1:58: Harrison asks Doug why he said a couple of months ago that he’d never seen his brother have a drink. Doug says it’s no big deal, that Rob will have a couple drinks now and then—but he won’t get wasted. Harrison responds that so long as Rob’s not driving drunk, that sounds okay, and Rob says someone drove him home.
Of course, there’s history here: Rob was convicted of driving under the influence in Florida in 1999, has been accused of making drunken public appearances as mayor, has been urged to seek help for substance abuse by former chief of staff Mark Towhey and former executive committee member Jaye Robinson, refuses to hire a driver, and has denied this kind of drunken behaviour altogether in the past. This is conduct unbecoming of a mayor, let alone one who routinely rolls into work at 1 p.m. Beyond his mayoral duties, Rob Ford appears to have personal challenges to confront, but is being encouraged by allies—like his brother—to put political perception ahead of an honest appraisal of himself. Whatever you may think of the mayor, that’s a sad situation.
2:07: Norm Kelly (Ward 40, Scarborough Agincourt), Toronto’s new deputy mayor, has joined the show. He shares his background as someone who ran for student council growing up, did research for Pierre Berton, taught history at UCC, and was a Liberal MP in the Trudeau government before becoming a Metro councillor. Kelly adds that he was impressed with how the late prime minister could speak extemporaneously for long periods of time about the repatriation of the constitution. To Kelly, that showed the depth and clarity of Trudeau’s thinking.
2:20: Now we have our football segment! Toronto Argos general manager Jim Barker joins the show, and Rob asks him about the team’s outlook and Ricky Ray’s health status, among other things. Rob speaks without notes with confidence and clarity. So, yeah, football is to Rob Ford as the constitution was to Pierre Trudeau.
2:29: Derek calls in and says he’s a big-time supporter of the Ford brothers. He agrees that Hudak should stay as leader and that the conversation about removing him is just a distraction. Also a distraction: talking about how to fix a political party when you work in a non-partisan municipal environment.
2:39: Caller Joe thinks either Doug Ford or Doug Holyday should be the next PC leader, and Rob jumps in to say that Tim Hudak is the leader and that the Fords support him. That said, Rob says brother Doug would make a great MPP and could be the leader after Hudak. Doug has said he doesn’t plan to run for another term on council and has publicly mused about running for provincial office—he might just do it, too, even if only to spite Raccoon Nation.
2:51: A Calypso musician discusses a song he wrote in the mayor’s honour. It’s an upbeat, optimistic tune with lyrics that talk about how it doesn’t matter what people say about Rob, he’s still worth voting for. It’s no Jenny James, but it’s a fine addition to the canon of Rob Ford music.
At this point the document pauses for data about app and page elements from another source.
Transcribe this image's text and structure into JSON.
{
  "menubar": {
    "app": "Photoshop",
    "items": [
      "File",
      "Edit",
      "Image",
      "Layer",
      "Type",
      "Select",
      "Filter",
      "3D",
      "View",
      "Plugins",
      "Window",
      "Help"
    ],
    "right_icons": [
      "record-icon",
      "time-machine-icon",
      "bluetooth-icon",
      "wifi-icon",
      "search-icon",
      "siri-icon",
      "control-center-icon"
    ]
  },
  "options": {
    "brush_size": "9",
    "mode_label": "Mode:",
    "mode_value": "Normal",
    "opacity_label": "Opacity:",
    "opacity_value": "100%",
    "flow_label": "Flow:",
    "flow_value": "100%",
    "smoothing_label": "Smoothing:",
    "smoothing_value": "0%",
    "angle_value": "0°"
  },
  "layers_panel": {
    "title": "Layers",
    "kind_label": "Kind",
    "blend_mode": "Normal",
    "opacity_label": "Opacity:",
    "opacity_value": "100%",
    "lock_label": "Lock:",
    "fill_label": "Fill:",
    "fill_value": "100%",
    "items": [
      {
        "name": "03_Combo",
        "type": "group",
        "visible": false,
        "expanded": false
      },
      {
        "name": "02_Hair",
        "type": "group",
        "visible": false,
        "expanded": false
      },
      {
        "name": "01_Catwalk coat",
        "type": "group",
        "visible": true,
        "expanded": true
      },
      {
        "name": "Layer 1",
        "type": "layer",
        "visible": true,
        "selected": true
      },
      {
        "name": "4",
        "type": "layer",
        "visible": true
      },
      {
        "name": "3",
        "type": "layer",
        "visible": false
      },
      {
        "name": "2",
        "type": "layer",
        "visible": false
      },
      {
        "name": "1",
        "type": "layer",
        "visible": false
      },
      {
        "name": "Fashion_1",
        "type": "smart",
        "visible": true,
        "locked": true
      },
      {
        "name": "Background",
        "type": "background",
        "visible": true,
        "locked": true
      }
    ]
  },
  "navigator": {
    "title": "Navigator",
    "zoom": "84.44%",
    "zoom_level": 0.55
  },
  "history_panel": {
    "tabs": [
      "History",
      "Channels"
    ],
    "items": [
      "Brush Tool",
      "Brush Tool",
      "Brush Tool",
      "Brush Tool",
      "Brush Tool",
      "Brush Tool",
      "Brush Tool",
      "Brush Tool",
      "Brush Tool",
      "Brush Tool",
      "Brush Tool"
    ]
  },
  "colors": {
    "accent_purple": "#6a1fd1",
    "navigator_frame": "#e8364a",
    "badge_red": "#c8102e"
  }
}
3:00: And Doug wraps up with a string of questionable talking points like “stopping the gravy train” and “saving a billion dollars” before blessing Ford Nation.
This week’s edition of The City acted as a support hotline for the mayor, allowing our chief magistrate to hear reassuring feedback about his conduct. It’s an interesting case study in how an information bubble is made and how it can be unhealthy to be the person at the centre of it.
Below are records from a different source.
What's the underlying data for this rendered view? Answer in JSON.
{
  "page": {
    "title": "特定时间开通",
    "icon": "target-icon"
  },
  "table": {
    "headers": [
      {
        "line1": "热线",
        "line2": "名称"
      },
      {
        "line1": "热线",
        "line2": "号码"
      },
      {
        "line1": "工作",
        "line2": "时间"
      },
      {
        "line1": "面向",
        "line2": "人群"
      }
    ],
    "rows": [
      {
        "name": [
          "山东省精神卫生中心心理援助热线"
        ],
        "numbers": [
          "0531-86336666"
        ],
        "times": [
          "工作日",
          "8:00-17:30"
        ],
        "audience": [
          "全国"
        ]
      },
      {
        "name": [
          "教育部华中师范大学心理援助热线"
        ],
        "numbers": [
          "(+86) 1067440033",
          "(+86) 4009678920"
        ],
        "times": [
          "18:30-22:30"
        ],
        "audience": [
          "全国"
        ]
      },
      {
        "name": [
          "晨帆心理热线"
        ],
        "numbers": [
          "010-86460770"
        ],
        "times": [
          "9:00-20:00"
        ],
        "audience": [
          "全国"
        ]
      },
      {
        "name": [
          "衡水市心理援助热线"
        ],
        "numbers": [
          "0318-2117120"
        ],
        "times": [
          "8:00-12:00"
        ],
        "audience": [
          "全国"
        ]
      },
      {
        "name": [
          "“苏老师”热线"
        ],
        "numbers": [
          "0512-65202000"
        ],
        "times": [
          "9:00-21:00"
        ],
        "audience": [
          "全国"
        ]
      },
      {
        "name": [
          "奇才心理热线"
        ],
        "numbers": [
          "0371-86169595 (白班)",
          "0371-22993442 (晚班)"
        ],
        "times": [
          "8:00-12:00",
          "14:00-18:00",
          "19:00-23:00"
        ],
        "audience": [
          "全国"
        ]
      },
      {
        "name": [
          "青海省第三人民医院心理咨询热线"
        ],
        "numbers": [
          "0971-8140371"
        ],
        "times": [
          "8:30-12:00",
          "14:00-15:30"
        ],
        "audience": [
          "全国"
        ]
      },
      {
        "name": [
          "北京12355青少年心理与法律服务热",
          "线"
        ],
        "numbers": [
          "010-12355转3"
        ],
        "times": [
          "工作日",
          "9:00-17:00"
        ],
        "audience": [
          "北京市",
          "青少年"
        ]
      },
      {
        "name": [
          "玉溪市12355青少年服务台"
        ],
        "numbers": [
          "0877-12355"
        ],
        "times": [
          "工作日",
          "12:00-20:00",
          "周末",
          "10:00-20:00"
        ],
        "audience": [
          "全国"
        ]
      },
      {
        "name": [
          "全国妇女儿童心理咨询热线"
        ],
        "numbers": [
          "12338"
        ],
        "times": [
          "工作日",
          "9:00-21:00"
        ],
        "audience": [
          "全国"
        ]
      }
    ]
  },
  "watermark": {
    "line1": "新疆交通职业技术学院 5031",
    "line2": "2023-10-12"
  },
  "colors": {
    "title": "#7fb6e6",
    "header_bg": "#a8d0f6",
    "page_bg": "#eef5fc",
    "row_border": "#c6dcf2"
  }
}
Two out of five shish kebabs. And God bless you, Raccoon Nation, you scavenging scamps.